** DATA LISTING follows **

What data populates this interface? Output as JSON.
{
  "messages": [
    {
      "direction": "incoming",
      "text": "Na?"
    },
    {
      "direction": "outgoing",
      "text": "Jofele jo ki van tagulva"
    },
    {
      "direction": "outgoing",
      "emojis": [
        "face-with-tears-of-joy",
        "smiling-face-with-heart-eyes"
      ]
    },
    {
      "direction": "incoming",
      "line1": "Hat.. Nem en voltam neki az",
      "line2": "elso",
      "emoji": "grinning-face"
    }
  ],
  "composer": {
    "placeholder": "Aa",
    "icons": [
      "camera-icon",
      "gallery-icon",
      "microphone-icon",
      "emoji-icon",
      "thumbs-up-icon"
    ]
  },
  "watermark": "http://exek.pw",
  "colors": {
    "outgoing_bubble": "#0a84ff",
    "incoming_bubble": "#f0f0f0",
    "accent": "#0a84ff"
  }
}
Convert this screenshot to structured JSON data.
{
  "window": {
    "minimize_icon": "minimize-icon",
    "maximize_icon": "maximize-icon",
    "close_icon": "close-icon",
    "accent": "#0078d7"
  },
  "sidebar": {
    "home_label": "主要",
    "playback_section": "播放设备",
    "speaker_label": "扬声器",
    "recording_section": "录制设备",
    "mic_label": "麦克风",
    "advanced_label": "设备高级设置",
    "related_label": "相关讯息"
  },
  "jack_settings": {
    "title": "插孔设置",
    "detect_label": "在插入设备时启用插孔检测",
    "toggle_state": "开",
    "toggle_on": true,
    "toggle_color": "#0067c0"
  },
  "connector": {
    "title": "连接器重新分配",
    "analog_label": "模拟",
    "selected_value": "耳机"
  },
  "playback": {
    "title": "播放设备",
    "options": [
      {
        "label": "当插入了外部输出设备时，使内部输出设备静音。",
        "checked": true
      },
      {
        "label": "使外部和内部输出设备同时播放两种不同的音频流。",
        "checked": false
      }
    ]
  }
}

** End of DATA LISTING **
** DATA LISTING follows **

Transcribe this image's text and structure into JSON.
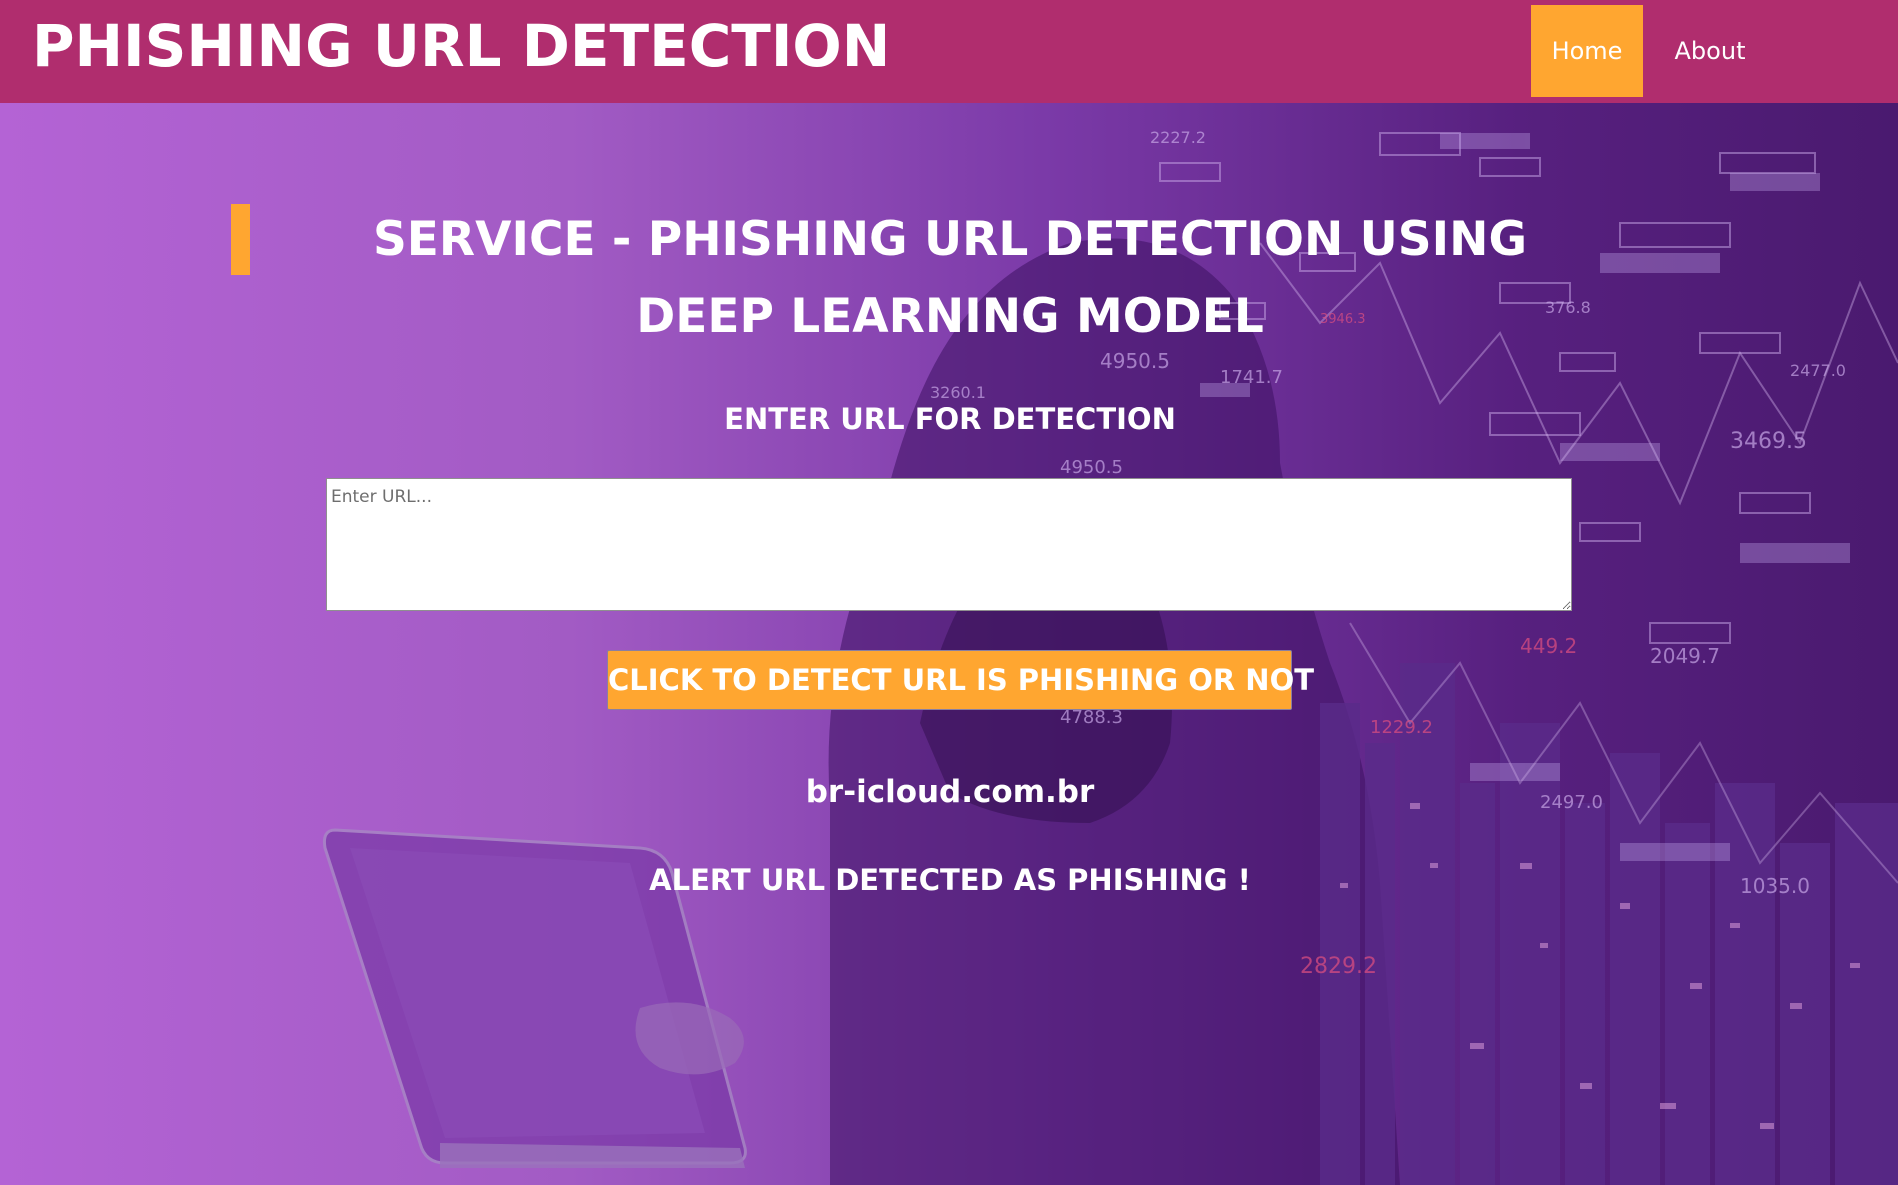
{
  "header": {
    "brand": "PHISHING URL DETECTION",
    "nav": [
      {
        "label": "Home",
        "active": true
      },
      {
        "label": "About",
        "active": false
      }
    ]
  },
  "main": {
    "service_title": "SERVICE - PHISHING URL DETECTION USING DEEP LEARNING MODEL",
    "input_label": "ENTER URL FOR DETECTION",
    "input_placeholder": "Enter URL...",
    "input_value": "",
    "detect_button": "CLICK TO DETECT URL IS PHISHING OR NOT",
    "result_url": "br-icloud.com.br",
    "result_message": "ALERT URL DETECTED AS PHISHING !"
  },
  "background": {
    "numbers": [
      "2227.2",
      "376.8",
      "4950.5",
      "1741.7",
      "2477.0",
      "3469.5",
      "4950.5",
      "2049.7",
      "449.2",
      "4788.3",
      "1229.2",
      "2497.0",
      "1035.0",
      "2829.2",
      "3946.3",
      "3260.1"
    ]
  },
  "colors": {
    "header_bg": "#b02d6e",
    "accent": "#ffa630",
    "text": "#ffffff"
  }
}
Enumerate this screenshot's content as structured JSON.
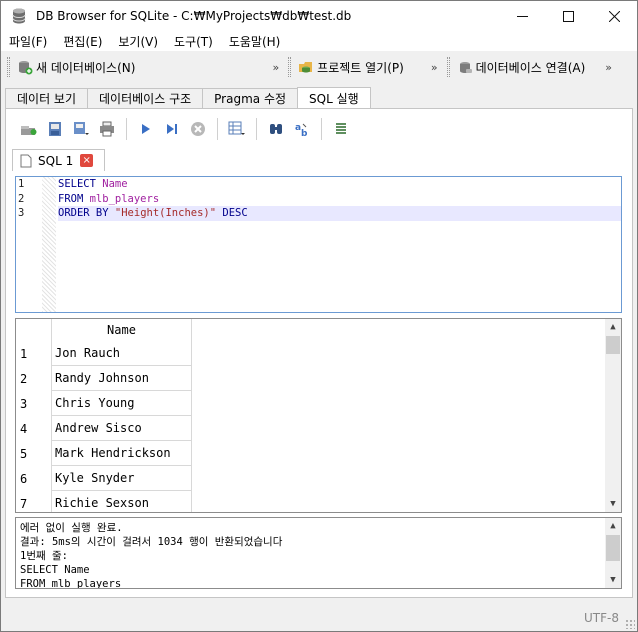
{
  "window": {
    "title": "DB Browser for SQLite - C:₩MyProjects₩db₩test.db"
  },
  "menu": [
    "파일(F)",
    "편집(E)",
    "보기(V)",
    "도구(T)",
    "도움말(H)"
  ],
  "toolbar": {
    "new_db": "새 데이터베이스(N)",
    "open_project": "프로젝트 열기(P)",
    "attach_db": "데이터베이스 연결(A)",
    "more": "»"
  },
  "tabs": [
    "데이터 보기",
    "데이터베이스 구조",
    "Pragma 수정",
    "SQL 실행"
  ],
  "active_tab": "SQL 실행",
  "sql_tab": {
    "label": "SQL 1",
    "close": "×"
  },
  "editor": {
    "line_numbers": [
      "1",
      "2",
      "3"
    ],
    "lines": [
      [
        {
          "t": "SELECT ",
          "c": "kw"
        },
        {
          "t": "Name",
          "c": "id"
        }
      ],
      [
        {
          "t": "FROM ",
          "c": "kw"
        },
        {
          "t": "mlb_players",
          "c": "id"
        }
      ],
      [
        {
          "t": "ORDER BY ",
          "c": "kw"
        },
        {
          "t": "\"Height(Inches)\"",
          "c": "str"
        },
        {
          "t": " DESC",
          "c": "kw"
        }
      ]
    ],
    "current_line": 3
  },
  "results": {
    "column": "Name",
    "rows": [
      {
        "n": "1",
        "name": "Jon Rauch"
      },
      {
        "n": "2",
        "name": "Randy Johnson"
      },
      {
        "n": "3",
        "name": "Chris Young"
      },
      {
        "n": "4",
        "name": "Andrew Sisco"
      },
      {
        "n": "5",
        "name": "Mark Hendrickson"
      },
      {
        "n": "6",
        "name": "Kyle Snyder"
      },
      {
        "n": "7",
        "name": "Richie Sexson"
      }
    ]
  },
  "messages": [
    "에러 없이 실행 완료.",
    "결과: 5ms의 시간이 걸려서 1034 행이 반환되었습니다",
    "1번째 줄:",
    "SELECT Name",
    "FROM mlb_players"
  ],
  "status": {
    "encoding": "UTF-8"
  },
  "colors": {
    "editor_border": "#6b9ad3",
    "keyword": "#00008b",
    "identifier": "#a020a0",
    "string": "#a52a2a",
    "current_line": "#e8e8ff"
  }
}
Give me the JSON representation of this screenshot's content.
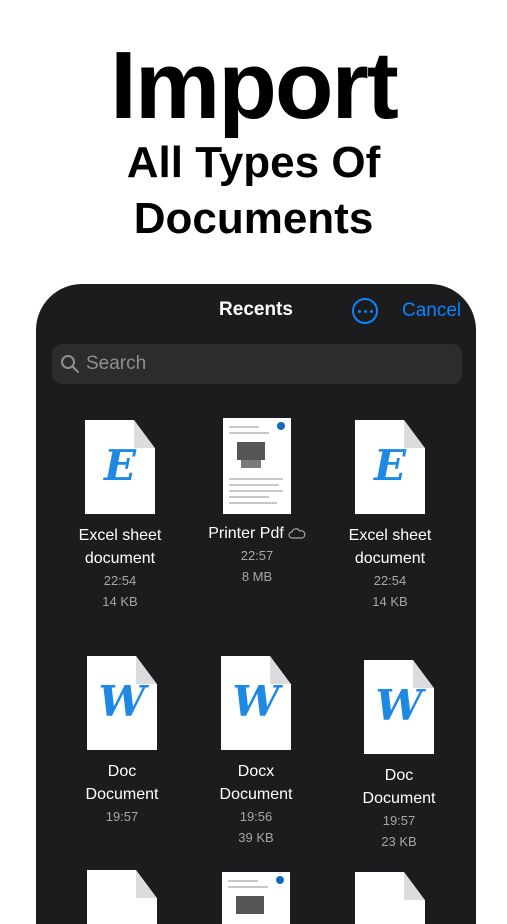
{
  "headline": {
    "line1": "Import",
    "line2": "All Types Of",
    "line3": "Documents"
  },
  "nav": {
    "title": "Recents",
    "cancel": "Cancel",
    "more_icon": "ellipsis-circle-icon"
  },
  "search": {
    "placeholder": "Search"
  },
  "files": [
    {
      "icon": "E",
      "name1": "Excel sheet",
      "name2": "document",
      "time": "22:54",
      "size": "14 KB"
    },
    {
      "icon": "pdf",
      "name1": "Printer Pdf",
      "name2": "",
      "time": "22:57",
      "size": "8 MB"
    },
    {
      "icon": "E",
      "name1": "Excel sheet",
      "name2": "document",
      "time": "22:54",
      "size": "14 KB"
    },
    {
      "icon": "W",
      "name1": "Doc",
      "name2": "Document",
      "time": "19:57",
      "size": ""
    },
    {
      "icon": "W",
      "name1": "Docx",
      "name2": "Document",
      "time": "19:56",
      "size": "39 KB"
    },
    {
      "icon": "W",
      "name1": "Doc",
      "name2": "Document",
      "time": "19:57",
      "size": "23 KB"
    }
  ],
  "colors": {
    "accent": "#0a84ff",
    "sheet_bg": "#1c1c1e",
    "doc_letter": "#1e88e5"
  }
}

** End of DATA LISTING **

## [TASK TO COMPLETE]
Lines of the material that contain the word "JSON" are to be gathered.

## [WRITTEN REPLY]
What data populates this interface? Output as JSON.
Convert this screenshot to structured JSON data.
Transcribe this image's text and structure into JSON.
Enumerate this screenshot's content as structured JSON.
Give me the JSON representation of this screenshot's content.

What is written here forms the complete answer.